Tiny House Warriors in Canada, whose mission is to stop the Trans Mountain pipeline from crossing unceded Secwepemc Territory by building ten tiny houses strategically placed along the 518 km Trans Mountain pipeline.
- Indigenous Peoples Power Project in the United States, who work to offer non-violent direct action training, action support, and network building for Native activists that is customized to fit the traditions of Indigenous communities.
- Indigenous Environmental Network in the United States, an alliance working to protect the sacredness of Earth Mother from contamination and exploitation by strengthening, maintaining and respecting Indigenous teachings and natural laws.
- Honor the Earth in the United States, whose mission is to create awareness and support for Native environmental issues and to develop needed financial and political resources for the survival of sustainable Native communities by using music, the arts, the media, and Indigenous wisdom.
- Articulação dos Povos Indígenas in Brazil, a national movement to unite, strengthen , and mobilize Indigenous Peoples against threats and attacks on Indigenous rights.
- Mídia Índia in Brazil, a communication network of young Indigenous activists strengthening the voices and changing the narrative of Indigenous Peoples on social networks.
- Confederación Mapuche de Neuquén in Argentina, who are working to strengthen the exercise of Indigenous human rights by the indigenous communities of the Mapuche people.

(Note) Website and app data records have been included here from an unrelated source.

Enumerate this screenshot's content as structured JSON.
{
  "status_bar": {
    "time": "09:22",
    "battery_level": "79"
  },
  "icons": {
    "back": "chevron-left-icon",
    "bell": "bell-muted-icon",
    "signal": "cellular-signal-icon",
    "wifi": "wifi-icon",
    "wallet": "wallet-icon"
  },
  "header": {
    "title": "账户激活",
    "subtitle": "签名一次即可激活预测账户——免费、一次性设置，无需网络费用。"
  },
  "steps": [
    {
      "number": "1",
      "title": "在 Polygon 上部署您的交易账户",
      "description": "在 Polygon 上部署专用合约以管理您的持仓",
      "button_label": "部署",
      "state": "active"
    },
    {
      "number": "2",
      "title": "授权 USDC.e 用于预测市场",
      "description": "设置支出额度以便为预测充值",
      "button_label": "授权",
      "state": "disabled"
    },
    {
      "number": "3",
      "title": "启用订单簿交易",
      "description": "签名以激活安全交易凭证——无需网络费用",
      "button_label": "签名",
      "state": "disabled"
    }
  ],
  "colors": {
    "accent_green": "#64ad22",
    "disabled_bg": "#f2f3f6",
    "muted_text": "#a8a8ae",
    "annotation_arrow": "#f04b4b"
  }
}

- The Baka people in south Cameroon, who are standing up against the displacement and massive deforestation caused by rubber company Sudcam (Halycon Agri).
- The Indigenous Peoples from Lokolama Village in The Democratic Republic of the Congo, who work with Greenpeace Africa to secure concessions for community forest management – in lieu of destructive industrial logging activities.
- A tiny remote village of Irig N’Tahala, in Morocco’s southern Tiznit province, has long suffered from power cuts and poor living conditions. But a decentralised intelligent solar energy network has given Tahala residents a clean and free energy. Greenpeace MENA worked with the organisation “Enr’ Afrique” who did the solarization to also include a solar water pumping so the farmers can benefit from the project. Greenpeace also helped in pushing the story of Tahala in the COP22 by having the villagers at one of its events. The impact on life in Tahala has been huge – powering the mosque, school and other local amenities – and the project, developed earlier in 2016, provides a successful model for replication in other North African and Arab countries, and beyond.
- Climate Change threatening the Nomadic life in Morocco: About two-thirds of Morocco’s roughly 25,000 remaining nomads live in this region, about 200 miles south of Casablanca. The number of nomads had fallen by 63% from the previous decade. Extreme heatwaves and water scarcity are the main reasons for this displacement.
- Center for Support of Indigenous Peoples of the North in Russia, an NGO providing training and development in practical activities, capacity building, institution strengthening, traditional knowledge, and cultural heritage for Indigenous Peoples.
- Pechora Rescue Committee in Russia, working to protect the Pechora River Basin in the Komi Republic.
- International Indigenous Fund for Development and Solidarity “Batani” in Russia, which promotes cooperation and solidarity among Indigenous Peoples.
- Arctic Consult in Russia, a consulting company that provides advising to communities of Indigenous Peoples of the Russian North, Siberia and the Far East on land rights, resources, and self-determination.
- Aman Papua in Indonesia, who are working at the local, national, and international levels to advocate for Indonesia’s 2,373 Indigenous communities and their 17 million people.
- Bentara Papua in Indonesia, who are building just, sustainable, and empowered Indigenous communities.
Let us join in celebrating the brave activists and defenders who are standing on the frontlines of environmental protection. Their struggles are local, but on this International Day of the World’s Indigenous People we carry the same global message: Environmental justice and social justice are one.The future is Indigenous.